“Just make sure your purse is closed, and you'll be fine.”

As we enter, I see a door open across the entryway, the door leading to Reed and Associates. The Old Man himself barrels through with face like stone, and ears flushed bright red.

“Defcon One,” Larry says, “It's been nice working with you all.”

“Steady, big guy.  She can't have anything on you.”

I hold the door open and let Heather and Larry through. Lorena has already turned toward Mister Reed.

“Charles, how accommodating to come down on such short notice.”

“What's all this about, Lorena?” Mister Reed says.

“I believe one of your employees is in violation of this building's tobacco policy.” She turns. “Isn't that right, Larry?”

Larry looks uncertainly from Lorena to the Old Man. “I -uh- only have two strikes – warnings, that is.”

“Why Larry, I'm confused. Didn't I just see you toss a used cigarette in the parking lot?”

“What? No. I was smoking, sure, but off property.”

“True, but then you brought it on the property as you and your merry band finished up your little smoking break.”

“He ground it out on the pavement, that can't count.” Heather says.

“I'm sorry, but this property's boundaries are quite clearly defined.”

“But the grass on the median strip is all dry.” Heather says. “Would you rather he grind it out there and start a fire?”

“I would rather people not smoke at all." She looks pointedly at Heather's abdomen. “Especially women in your condition. Do you have any idea what that does to a fetus?”

Heather's fists ball up. “I'm not pregnant.”

"Really?" She stares at Heather's waistline, then runs a hand over her own tailored jacket, smoothing a front pocket. "If you say so, dear."

Heather's eyes narrow in a way that would make Clint Eastwood flinch. But before she can lay into Lorena, the Old Man pipes up.

"Is this true, Larry?" he says. "Did I get called out of my office because you can't follow the rules?"

Larry's head swivels between the Old Man's and Lorena. "Well maybe, Mister Reed, but come on, this is over the top, even for a crazy policy like this. Isn't it? For some reason, she has it in for me."

“I don't find the policies so onerous, Larry. I had some hand in their drafting, and I assure you they apply equally to everyone.”

I get an idea.

"Really?" I say.

"Most assuredly."

"Then you don't have any tobacco on you."

"What?" She looks at me like I just accused her of leprosy. "Why of course not."

"It's funny, because I usually recognize the closet smokers." I can't. My super power would never give me anything remotely that useful. Instead, I just have to act like I know what I'm doing. Fortunately, I'm in advertising.

I'm not a superhero, but I play one on TV.

"You strike all the bells, Lorena. Why, I bet you have one on you right now," I say.

"I have never smoked, not once in my life, and I most certainly do not have a cigarette on my person."

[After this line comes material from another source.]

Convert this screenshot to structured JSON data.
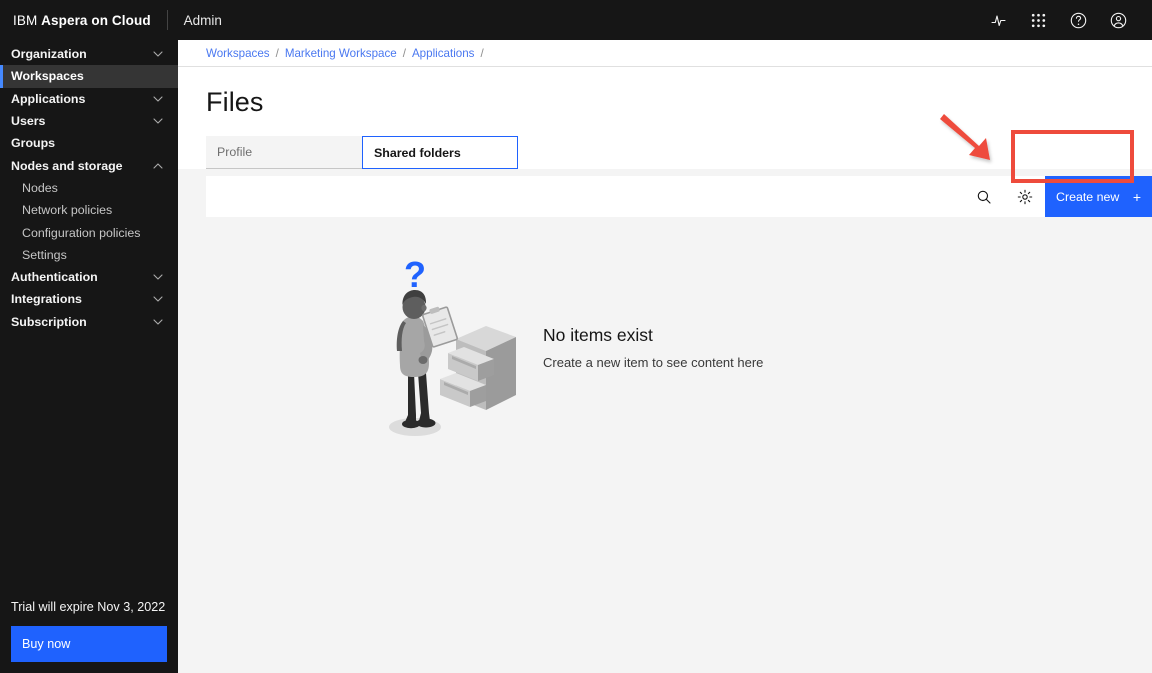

"Prove it. Show us what's in your jacket pocket."

"Victor, don't antagonize the lady," Mister Reed says.

"You're confusing the issue," says Lorena.

"You're avoiding it." I say. I take a step toward her, almost within arm's reach, but I keep my hands at my sides. "I'm sure if you have nothing to hide, you won't mind?"

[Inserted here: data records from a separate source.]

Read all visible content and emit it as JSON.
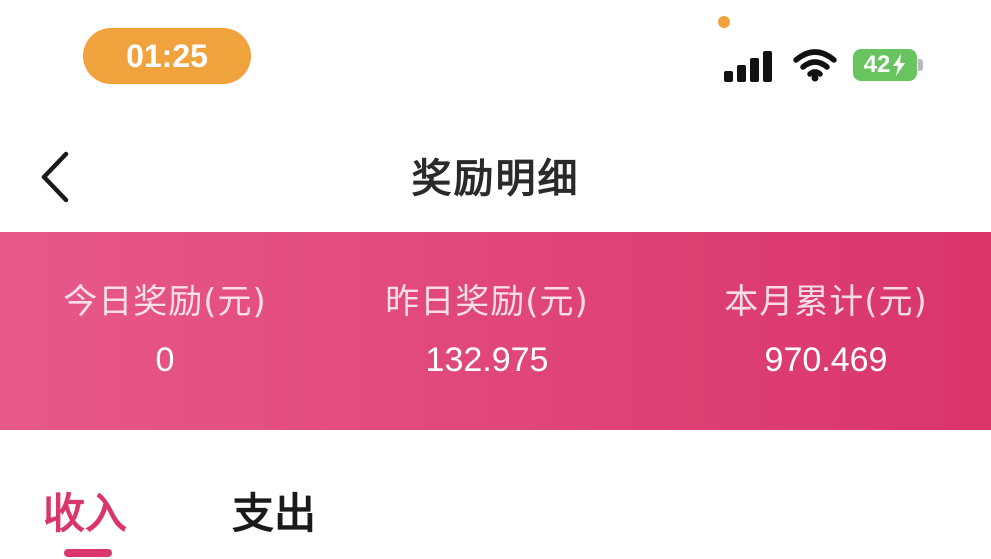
{
  "status_bar": {
    "time": "01:25",
    "battery_level": "42",
    "icons": [
      "signal-icon",
      "wifi-icon",
      "battery-charging-icon"
    ],
    "colors": {
      "time_pill": "#f0a23c",
      "battery": "#67c45f"
    }
  },
  "nav": {
    "title": "奖励明细",
    "back_icon": "chevron-left-icon"
  },
  "summary": {
    "accent": "#e04577",
    "items": [
      {
        "label": "今日奖励(元)",
        "value": "0"
      },
      {
        "label": "昨日奖励(元)",
        "value": "132.975"
      },
      {
        "label": "本月累计(元)",
        "value": "970.469"
      }
    ]
  },
  "tabs": {
    "active_color": "#d9376c",
    "items": [
      {
        "label": "收入",
        "active": true
      },
      {
        "label": "支出",
        "active": false
      }
    ]
  }
}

I know, it's the police state's favorite line. I feel a little guilty, but I'm no Superman.

"If it will get us past your nonsense," Lorena says.

She reaches toward the jacket pocket, and I hope I'm close enough. Super powers, don't fail me now. As she places one hand in the pocket, her body goes rigid.

"Yes, Lorena?" The Old Man says.

To her credit, she squares her shoulders and pulls out the cigarette. Heather sucks in air through her teeth. Larry mumbles something like 'holy crap,' and looks at me. It takes all my willpower to keep my face relaxed and not spoil the magic.

"I do not know how this got here, it is not mine." Lorena says.

The Old Man chuckles.

"I tried that line once when a cop found a reefer on me in '72. Said it didn't impress him much. Now I know how he feels."

He turns and heads for the office door. "If we're all done here, Lorena, I need my employees back. I'm sure they have better things to do."

Lorena stands there, tight-lipped as the Old Man holds the door open for us.  Maybe I don't have the most glamorous super power, but I begin to wonder what I would look like in a cape.

1 comment:

  1. I like this one! Interesting use of present tense. I wonder what the non-smokers will have to say about it!